(Data records)
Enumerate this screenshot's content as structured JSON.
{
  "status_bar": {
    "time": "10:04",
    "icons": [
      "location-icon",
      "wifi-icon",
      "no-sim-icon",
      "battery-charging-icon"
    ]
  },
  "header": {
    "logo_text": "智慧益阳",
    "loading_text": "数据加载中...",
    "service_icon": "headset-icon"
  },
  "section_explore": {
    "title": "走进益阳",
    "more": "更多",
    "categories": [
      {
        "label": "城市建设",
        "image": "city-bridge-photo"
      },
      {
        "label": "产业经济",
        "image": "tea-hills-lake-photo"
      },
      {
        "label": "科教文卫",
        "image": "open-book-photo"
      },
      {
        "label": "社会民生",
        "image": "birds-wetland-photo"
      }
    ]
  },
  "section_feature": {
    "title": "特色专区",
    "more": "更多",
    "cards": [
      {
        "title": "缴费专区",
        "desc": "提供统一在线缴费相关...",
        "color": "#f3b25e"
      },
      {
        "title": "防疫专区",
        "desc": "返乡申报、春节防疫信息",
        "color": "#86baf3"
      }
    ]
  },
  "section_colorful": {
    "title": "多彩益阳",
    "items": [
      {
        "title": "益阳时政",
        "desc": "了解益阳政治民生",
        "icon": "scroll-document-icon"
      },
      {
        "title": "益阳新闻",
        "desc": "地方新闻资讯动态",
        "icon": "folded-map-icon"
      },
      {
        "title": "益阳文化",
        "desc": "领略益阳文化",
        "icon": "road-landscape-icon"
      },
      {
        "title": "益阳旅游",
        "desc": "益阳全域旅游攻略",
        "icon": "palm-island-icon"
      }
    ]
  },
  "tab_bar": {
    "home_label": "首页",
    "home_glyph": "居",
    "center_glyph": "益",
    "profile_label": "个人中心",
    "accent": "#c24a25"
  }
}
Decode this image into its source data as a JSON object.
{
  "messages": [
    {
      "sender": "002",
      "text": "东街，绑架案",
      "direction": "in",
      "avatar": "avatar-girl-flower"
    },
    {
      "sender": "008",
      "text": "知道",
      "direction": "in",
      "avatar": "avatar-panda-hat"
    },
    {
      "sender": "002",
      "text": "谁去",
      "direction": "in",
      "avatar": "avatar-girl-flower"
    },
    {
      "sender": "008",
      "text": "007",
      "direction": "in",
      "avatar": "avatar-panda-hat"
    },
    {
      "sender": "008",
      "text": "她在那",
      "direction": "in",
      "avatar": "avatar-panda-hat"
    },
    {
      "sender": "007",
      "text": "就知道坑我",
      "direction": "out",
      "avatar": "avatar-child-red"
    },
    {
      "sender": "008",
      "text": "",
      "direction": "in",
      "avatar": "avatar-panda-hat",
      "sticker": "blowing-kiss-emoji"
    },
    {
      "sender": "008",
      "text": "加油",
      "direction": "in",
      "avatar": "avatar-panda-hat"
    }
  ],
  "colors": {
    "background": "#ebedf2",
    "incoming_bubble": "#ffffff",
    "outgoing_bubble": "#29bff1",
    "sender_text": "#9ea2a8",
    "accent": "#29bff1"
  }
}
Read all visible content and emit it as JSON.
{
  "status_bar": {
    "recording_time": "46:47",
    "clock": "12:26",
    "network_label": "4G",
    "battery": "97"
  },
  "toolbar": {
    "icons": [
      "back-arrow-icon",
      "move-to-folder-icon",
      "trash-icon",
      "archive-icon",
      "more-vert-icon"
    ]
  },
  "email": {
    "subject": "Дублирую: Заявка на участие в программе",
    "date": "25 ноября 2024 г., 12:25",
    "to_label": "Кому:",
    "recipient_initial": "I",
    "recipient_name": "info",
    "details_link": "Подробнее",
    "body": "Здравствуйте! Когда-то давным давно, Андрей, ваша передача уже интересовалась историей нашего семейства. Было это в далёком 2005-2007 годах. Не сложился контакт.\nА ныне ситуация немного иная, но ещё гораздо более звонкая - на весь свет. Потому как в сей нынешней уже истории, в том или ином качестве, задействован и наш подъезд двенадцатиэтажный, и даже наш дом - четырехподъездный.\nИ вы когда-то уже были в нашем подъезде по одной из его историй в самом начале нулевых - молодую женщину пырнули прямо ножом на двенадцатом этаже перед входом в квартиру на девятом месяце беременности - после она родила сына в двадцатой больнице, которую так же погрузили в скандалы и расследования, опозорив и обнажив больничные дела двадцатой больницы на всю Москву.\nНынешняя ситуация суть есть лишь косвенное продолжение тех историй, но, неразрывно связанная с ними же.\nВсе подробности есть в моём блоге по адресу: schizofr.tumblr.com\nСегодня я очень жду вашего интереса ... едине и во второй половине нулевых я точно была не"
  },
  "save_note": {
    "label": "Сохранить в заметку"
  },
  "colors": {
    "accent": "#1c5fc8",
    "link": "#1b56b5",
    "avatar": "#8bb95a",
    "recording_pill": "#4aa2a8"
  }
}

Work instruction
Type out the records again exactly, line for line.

Answer
Enumerate this screenshot's content as structured JSON.
{
  "status_bar": {
    "time": "10:04",
    "icons": [
      "location-icon",
      "wifi-icon",
      "no-sim-icon",
      "battery-charging-icon"
    ]
  },
  "header": {
    "logo_text": "智慧益阳",
    "loading_text": "数据加载中...",
    "service_icon": "headset-icon"
  },
  "section_explore": {
    "title": "走进益阳",
    "more": "更多",
    "categories": [
      {
        "label": "城市建设",
        "image": "city-bridge-photo"
      },
      {
        "label": "产业经济",
        "image": "tea-hills-lake-photo"
      },
      {
        "label": "科教文卫",
        "image": "open-book-photo"
      },
      {
        "label": "社会民生",
        "image": "birds-wetland-photo"
      }
    ]
  },
  "section_feature": {
    "title": "特色专区",
    "more": "更多",
    "cards": [
      {
        "title": "缴费专区",
        "desc": "提供统一在线缴费相关...",
        "color": "#f3b25e"
      },
      {
        "title": "防疫专区",
        "desc": "返乡申报、春节防疫信息",
        "color": "#86baf3"
      }
    ]
  },
  "section_colorful": {
    "title": "多彩益阳",
    "items": [
      {
        "title": "益阳时政",
        "desc": "了解益阳政治民生",
        "icon": "scroll-document-icon"
      },
      {
        "title": "益阳新闻",
        "desc": "地方新闻资讯动态",
        "icon": "folded-map-icon"
      },
      {
        "title": "益阳文化",
        "desc": "领略益阳文化",
        "icon": "road-landscape-icon"
      },
      {
        "title": "益阳旅游",
        "desc": "益阳全域旅游攻略",
        "icon": "palm-island-icon"
      }
    ]
  },
  "tab_bar": {
    "home_label": "首页",
    "home_glyph": "居",
    "center_glyph": "益",
    "profile_label": "个人中心",
    "accent": "#c24a25"
  }
}
Decode this image into its source data as a JSON object.
{
  "messages": [
    {
      "sender": "002",
      "text": "东街，绑架案",
      "direction": "in",
      "avatar": "avatar-girl-flower"
    },
    {
      "sender": "008",
      "text": "知道",
      "direction": "in",
      "avatar": "avatar-panda-hat"
    },
    {
      "sender": "002",
      "text": "谁去",
      "direction": "in",
      "avatar": "avatar-girl-flower"
    },
    {
      "sender": "008",
      "text": "007",
      "direction": "in",
      "avatar": "avatar-panda-hat"
    },
    {
      "sender": "008",
      "text": "她在那",
      "direction": "in",
      "avatar": "avatar-panda-hat"
    },
    {
      "sender": "007",
      "text": "就知道坑我",
      "direction": "out",
      "avatar": "avatar-child-red"
    },
    {
      "sender": "008",
      "text": "",
      "direction": "in",
      "avatar": "avatar-panda-hat",
      "sticker": "blowing-kiss-emoji"
    },
    {
      "sender": "008",
      "text": "加油",
      "direction": "in",
      "avatar": "avatar-panda-hat"
    }
  ],
  "colors": {
    "background": "#ebedf2",
    "incoming_bubble": "#ffffff",
    "outgoing_bubble": "#29bff1",
    "sender_text": "#9ea2a8",
    "accent": "#29bff1"
  }
}
Read all visible content and emit it as JSON.
{
  "status_bar": {
    "recording_time": "46:47",
    "clock": "12:26",
    "network_label": "4G",
    "battery": "97"
  },
  "toolbar": {
    "icons": [
      "back-arrow-icon",
      "move-to-folder-icon",
      "trash-icon",
      "archive-icon",
      "more-vert-icon"
    ]
  },
  "email": {
    "subject": "Дублирую: Заявка на участие в программе",
    "date": "25 ноября 2024 г., 12:25",
    "to_label": "Кому:",
    "recipient_initial": "I",
    "recipient_name": "info",
    "details_link": "Подробнее",
    "body": "Здравствуйте! Когда-то давным давно, Андрей, ваша передача уже интересовалась историей нашего семейства. Было это в далёком 2005-2007 годах. Не сложился контакт.\nА ныне ситуация немного иная, но ещё гораздо более звонкая - на весь свет. Потому как в сей нынешней уже истории, в том или ином качестве, задействован и наш подъезд двенадцатиэтажный, и даже наш дом - четырехподъездный.\nИ вы когда-то уже были в нашем подъезде по одной из его историй в самом начале нулевых - молодую женщину пырнули прямо ножом на двенадцатом этаже перед входом в квартиру на девятом месяце беременности - после она родила сына в двадцатой больнице, которую так же погрузили в скандалы и расследования, опозорив и обнажив больничные дела двадцатой больницы на всю Москву.\nНынешняя ситуация суть есть лишь косвенное продолжение тех историй, но, неразрывно связанная с ними же.\nВсе подробности есть в моём блоге по адресу: schizofr.tumblr.com\nСегодня я очень жду вашего интереса ... едине и во второй половине нулевых я точно была не"
  },
  "save_note": {
    "label": "Сохранить в заметку"
  },
  "colors": {
    "accent": "#1c5fc8",
    "link": "#1b56b5",
    "avatar": "#8bb95a",
    "recording_pill": "#4aa2a8"
  }
}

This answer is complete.